Where does CDC go from here?
Heartening though the Royal Mail story is, nobody wants CDC to end there. I strongly welcome the flexible structure of the legislation which will accommodate variations in the CDC model as time goes on. Other employers are already interested in CDC, and the Government has pledged to work with interested parties to broaden out the legislation once the Royal Mail scheme is established.
With the likelihood of primary legislation being held up by Brexit, it would be good to see work on the regulations start straight away. In time, I’d like to see an amendment to admit mastertrusts and multi-employer schemes. Mastertrusts would be a great way to allow drawdown from individual-based DC and offer improved pension options to the self-employed.
CDC may be new to the UK, but there are CDC schemes already in operation in other countries. We need to scrutinise existing models to make sure the details fit the UK’s own legal and cultural frameworks. Taxation (not covered in any length in the Government’s response) is a particularly thorny issue that needs to be tackled sooner rather than later.
Let’s get the CDC conversation going
Pensions are a society-wide issue, and this is a key moment in their history, so there’s a strong case for making all generic documents public – and welcoming scrutiny. It’s good to see the response document emphasising the importance of clear communication. Like everyone at First Actuarial, I pride myself on communicating in plain English. As the response document points out, ordinary people are likely to misinterpret the financial term ‘best estimate’ as ‘highest estimate’, for example. We must guard against such misunderstandings.
I would raise one concern. There is a tendency to hold CDC to a higher standard than is the case elsewhere in the pensions world – where bamboozling members is commonplace. That’s not to say we shouldn’t hold ourselves to a high standard in communicating CDC. But for members the most important thing is for their scheme to work!
Moving forward with a positive mindset
It really is brilliant to have got this far. Why do I say this? Well CDC is a great example of actuaries working creatively to find a solution to a big problem. We’ve already seen one trade union, CWU, coming together with an employer, Royal Mail, to take a new innovative approach to pensions. And they’ve now persuaded Government to pass legislation to make it happen.
There’s plenty of work to do to bring CDC to fruition, but everyone at First Actuarial is up for it. And we’re more than happy to help if the Government wants to set up a CDC working group.

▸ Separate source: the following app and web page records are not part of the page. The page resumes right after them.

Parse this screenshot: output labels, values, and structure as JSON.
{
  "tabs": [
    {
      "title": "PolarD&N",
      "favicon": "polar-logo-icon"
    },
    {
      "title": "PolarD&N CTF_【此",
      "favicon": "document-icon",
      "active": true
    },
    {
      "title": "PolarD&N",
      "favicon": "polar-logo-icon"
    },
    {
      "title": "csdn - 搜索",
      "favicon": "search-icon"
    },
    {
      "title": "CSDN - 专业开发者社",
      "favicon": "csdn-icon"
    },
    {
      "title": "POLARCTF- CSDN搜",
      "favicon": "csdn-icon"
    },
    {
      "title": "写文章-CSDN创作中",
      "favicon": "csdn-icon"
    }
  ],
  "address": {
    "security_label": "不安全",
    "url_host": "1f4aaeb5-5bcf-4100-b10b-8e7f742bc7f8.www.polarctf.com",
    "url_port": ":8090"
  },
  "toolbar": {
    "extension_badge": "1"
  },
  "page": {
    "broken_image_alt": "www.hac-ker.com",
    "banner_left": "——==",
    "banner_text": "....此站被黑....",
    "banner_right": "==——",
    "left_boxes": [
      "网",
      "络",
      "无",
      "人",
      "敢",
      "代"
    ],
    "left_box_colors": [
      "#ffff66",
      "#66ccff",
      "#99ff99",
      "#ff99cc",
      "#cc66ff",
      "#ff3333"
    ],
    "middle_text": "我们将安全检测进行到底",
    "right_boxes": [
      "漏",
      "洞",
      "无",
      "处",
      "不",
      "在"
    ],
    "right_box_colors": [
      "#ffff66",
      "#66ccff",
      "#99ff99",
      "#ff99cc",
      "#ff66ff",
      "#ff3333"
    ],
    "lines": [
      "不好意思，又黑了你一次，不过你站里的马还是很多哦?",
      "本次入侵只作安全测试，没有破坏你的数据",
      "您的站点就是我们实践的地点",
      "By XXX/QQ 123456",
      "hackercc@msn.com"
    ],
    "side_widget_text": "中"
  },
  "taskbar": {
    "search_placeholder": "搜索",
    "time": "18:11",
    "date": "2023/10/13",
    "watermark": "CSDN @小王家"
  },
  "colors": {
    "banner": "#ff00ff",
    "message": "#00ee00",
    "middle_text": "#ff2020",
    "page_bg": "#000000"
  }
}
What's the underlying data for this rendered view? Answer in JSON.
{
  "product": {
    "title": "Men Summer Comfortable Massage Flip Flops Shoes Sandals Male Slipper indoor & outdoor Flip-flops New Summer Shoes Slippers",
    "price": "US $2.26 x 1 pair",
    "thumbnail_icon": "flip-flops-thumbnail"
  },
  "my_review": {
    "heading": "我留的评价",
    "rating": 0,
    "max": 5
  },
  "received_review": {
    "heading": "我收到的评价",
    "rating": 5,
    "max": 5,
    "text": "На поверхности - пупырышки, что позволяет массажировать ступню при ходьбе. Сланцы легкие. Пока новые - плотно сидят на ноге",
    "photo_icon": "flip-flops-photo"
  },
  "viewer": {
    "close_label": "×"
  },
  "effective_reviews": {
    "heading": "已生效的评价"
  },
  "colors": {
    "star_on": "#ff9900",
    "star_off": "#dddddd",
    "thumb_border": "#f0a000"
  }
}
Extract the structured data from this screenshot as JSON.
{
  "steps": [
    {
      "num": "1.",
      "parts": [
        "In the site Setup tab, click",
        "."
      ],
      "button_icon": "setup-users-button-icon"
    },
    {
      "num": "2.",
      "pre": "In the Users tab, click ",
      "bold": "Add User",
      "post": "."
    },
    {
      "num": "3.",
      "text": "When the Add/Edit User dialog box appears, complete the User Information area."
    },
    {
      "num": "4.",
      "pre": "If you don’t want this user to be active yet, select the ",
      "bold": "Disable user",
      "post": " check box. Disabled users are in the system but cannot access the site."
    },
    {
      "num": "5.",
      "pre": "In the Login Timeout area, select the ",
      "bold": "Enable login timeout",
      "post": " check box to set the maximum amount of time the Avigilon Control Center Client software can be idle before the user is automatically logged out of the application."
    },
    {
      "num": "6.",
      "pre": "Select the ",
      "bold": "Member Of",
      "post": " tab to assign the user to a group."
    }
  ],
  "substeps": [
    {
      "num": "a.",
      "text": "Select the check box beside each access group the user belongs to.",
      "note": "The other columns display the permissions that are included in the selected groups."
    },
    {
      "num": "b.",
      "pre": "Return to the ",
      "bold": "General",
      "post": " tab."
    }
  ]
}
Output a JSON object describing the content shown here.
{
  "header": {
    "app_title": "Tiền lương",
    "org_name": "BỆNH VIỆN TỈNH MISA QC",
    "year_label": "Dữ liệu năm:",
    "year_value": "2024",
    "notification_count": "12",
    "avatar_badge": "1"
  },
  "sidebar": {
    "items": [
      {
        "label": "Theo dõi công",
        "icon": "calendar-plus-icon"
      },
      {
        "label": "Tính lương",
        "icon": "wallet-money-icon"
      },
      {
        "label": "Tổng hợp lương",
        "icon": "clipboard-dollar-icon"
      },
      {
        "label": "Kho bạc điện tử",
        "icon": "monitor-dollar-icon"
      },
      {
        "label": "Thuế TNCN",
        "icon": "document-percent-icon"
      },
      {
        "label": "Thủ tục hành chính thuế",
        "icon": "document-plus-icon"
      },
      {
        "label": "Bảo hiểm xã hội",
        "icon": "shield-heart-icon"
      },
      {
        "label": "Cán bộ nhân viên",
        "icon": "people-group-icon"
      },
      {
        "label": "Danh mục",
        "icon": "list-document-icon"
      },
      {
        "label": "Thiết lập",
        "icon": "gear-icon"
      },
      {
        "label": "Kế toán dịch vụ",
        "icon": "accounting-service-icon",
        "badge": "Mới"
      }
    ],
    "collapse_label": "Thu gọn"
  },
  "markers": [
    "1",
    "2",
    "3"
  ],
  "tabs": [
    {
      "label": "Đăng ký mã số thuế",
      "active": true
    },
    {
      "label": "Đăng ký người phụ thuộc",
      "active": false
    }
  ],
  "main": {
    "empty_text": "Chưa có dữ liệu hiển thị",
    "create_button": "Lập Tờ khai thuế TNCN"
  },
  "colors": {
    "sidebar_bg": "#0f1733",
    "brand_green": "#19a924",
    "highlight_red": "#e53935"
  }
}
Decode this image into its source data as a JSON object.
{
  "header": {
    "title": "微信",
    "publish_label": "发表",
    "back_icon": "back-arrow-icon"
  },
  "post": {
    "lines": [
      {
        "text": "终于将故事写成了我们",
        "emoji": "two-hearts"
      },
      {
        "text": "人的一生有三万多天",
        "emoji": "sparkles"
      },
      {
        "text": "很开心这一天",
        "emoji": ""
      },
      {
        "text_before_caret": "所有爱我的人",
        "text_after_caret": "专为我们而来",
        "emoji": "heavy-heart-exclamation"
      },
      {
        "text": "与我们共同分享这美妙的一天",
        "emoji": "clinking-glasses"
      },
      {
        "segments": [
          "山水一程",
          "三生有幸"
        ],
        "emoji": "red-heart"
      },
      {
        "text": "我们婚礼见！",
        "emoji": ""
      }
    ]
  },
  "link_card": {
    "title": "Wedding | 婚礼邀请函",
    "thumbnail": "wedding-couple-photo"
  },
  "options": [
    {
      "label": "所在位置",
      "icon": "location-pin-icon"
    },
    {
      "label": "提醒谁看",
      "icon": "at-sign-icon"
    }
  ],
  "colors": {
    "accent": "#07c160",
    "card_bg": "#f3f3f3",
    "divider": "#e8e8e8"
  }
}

Think of CDC as the pension equivalent of a greenfield site, a scheme with none of the legacy problems such as aging systems that we hear so much about. We can start with a blank screen and design schemes that meet the needs of the many not just the few. We need more initiatives like this to rebuild Britain and improve standards of living at every level of society.